Chavez-Wyatt said the campaign efforts in San Benito County have been focused on presentations in the community, one-on-one communication and social media. According to campaign finance reports, No on J has spent $1.15 million on efforts to defeat the measure that also includes television commercials, direct mailers, voter guides, consultants and legal services.
The majority of donations to San Benito Rising and the Coalition to Protect San Benito have been collected from individual donors, with the largest single contributor donation at $5,000, but with most donations coming in at $200 or less.
Supporters of Measure J have spent $71,000 on items including legal services, consulting, direct mail brochures, lawn signs and on-screen advertising. The group has received some of its legal services and consulting as in-kind donations.
Christensen said he predicted that opponents to the measure would kick direct mailers into high gear in the coming week since ballots went out this week due to a high vote-by-mail ratio locally. In the June primary, 24 percent of registered voters in San Benito County cast their ballots by mail while under 8 percent voted in person on Election Day.

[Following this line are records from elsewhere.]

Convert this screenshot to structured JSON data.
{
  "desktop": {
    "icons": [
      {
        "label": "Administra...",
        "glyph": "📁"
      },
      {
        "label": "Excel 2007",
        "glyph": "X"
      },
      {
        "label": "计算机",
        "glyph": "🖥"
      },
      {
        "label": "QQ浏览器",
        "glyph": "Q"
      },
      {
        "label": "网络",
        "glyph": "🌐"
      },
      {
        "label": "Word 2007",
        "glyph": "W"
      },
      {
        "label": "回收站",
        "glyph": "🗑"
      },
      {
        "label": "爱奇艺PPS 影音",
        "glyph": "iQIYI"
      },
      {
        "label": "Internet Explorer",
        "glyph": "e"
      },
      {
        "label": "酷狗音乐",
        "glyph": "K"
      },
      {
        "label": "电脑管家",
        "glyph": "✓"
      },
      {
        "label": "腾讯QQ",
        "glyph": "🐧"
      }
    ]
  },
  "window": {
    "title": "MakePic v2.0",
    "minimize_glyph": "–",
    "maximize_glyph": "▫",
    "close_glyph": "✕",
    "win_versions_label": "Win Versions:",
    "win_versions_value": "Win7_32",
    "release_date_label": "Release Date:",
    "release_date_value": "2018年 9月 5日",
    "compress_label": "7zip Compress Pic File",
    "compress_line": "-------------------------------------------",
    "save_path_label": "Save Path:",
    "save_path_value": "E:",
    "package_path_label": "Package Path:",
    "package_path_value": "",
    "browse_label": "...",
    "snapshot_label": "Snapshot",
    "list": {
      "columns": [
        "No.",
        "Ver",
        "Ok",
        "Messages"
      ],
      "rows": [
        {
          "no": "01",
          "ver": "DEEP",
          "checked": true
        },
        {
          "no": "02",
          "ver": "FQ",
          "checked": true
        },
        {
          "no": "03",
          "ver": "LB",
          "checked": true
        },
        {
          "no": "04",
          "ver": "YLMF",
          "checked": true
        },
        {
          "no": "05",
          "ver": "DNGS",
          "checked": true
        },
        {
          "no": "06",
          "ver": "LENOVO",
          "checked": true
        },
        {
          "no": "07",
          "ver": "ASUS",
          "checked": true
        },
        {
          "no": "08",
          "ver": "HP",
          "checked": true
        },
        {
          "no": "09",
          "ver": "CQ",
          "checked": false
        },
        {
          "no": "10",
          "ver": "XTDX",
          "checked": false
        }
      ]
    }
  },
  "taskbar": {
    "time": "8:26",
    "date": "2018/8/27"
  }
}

In cases where much of the campaign contributions come from outside a county, Christensen said the best defense for proponents is to focus on their grassroots efforts and turn voters against big-spending organizations.
“It sounds like these folks who oppose the measure are being pretty smart,” he said. “The money is coming from outside, but they are trying to draw in as many locals so they have a base of support.”
Chavez-Wyatt said opponents have been upfront about the funding for the opposition campaign.
“We’ve been very transparent about where they money from our campaign is coming,” she said. “It’s from energy companies that produce oil and gas, jobs and pay taxes. It is from big guys and small guys – and gals.”
She said the campaign has purposefully not solicited money from local contributors.
“One of the reasons why is that we want our businesses, ag and cattlemen, and our working families to continue using their restrained resources to benefit their business and their employees,” she said. “We are barely making it out of a very severe recession.”
Hsia-Coron said her group is the true grassroots group that has the support of locals.
“It’s obvious to us that 100 percent of their money is from oil and it’s ironic they claim they are farmers and ranchers,” Hsia-Coron said. “If the farmers and ranchers are behind No on J, why is there not a penny from them?”
Christensen said local measures that face opposition from well-funded outside interests such as builders or energy producers face an uphill battle.
“For PACs, there is no limit on contributions that applies for initiative measures,” Christensen said.
See the full lists of contributions and expenditures
For a full list of donations to Californians for Energy Independence, Including Energy Producers, visit: http://cal-access.sos.ca.gov/Campaign/Committees/Detail.aspx?id=1365619&view=received
For a full list of donations made by Californians for Energy Independence, Including Energy Producers, to opponents of local ballot measures, visit:
For a full list of donations and expenditures from San Benito Rising, the Coalition to Protect San Benito and San Benito For Energy Independence, visit: https://care.cosb.us/eRetrieval/Search/SearchByBallotItem.aspx?y=0
*Note: all campaign finance documents for San Benito County can be viewed online at:
Read a summary of Measure J: